The NAMC problem of the month is a collection of problem sets designed to encourage interaction between various math circles around the world. Each month our circle and others across the country will get a set of challenging problems. Individual problem solving is fine but everyone is encouraged to collaborate with others to create the most elegant solutions. We would like to see solutions submitted by math circles. solutions can include photographs, image files, pdf files.
Solutions will be publicly recognized by the world’s best Math Circles and other math circle organizations. Comments and discussions related to the problems and solutions are encouraged.
We are very interested in problems written by students. Writing problems is one of the best ways to improve problem solving skills. In addition, creating good questions is one of the most important skills that a mathematician can have, and it is essentially never taught. The authors of those problems that are accepted for distribution will receive special recognition. People or math circles can submit as many problems as they wish per month. Problems that are not used one month may be used in the future. Submissions can be labeled with the names and ages and math circle/school affiliations, of the people who create the problems.
- Problems should not be copied directly from another source, but may be inspired by existing problems.<\li>
- It is a good exercise to create questions after math circle sessions. These might inspire problems for Problem of the Month.
- Problems should be submitted to email@example.com
- Please let the NAMC know what author information you would like published with the problem. It could range from nothing, to a first name and state, AOPS ID, all the way to a short bio or description.
Solutions will not be published until the problem has been listed for one month.
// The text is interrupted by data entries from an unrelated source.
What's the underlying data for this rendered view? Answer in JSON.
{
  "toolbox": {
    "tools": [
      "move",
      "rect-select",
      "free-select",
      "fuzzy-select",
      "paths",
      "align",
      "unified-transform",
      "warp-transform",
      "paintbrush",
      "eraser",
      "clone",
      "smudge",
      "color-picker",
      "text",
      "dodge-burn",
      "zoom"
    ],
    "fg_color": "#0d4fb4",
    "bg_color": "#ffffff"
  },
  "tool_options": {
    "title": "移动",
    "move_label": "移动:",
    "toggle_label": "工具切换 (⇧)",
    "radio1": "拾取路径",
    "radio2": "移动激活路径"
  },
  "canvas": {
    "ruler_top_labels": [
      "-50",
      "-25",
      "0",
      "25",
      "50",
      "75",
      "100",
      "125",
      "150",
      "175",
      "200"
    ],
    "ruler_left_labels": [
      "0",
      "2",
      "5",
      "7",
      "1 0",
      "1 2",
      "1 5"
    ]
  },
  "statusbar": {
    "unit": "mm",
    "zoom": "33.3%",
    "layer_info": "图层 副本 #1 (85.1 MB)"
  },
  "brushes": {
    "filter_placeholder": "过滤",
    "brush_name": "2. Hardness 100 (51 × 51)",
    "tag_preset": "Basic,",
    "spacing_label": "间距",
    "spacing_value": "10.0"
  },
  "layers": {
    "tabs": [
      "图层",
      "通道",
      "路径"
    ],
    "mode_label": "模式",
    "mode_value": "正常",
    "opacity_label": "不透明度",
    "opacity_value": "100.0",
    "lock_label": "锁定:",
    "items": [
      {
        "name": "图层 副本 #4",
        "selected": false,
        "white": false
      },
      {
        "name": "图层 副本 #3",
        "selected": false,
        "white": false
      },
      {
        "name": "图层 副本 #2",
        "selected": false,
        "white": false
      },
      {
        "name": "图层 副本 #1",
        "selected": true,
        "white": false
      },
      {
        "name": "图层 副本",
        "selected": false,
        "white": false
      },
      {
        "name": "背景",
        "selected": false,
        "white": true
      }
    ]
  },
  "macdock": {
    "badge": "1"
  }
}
After that solutions can be added at any time. Indeed we hope that interesting exchanges will take place between members of distinct math circles around the world.
Problem of the Month was initiated by Dr. Dana Paquin, the former director of the Stanford Math Circle, and refined through discussions with Dave Auckly, David Cordeiro, Joshua Zucker, Brandy Wiegers, Maria Droujkkova, Dimitar Grantcharov, Ming Jack Po, Shri Ganeshram, Mary O'Keeffe, Julia Brodsky, Ted Alper, Matthias Kawski, and Tony He. Thus the very creation of the program involved collaboration between many different math circles.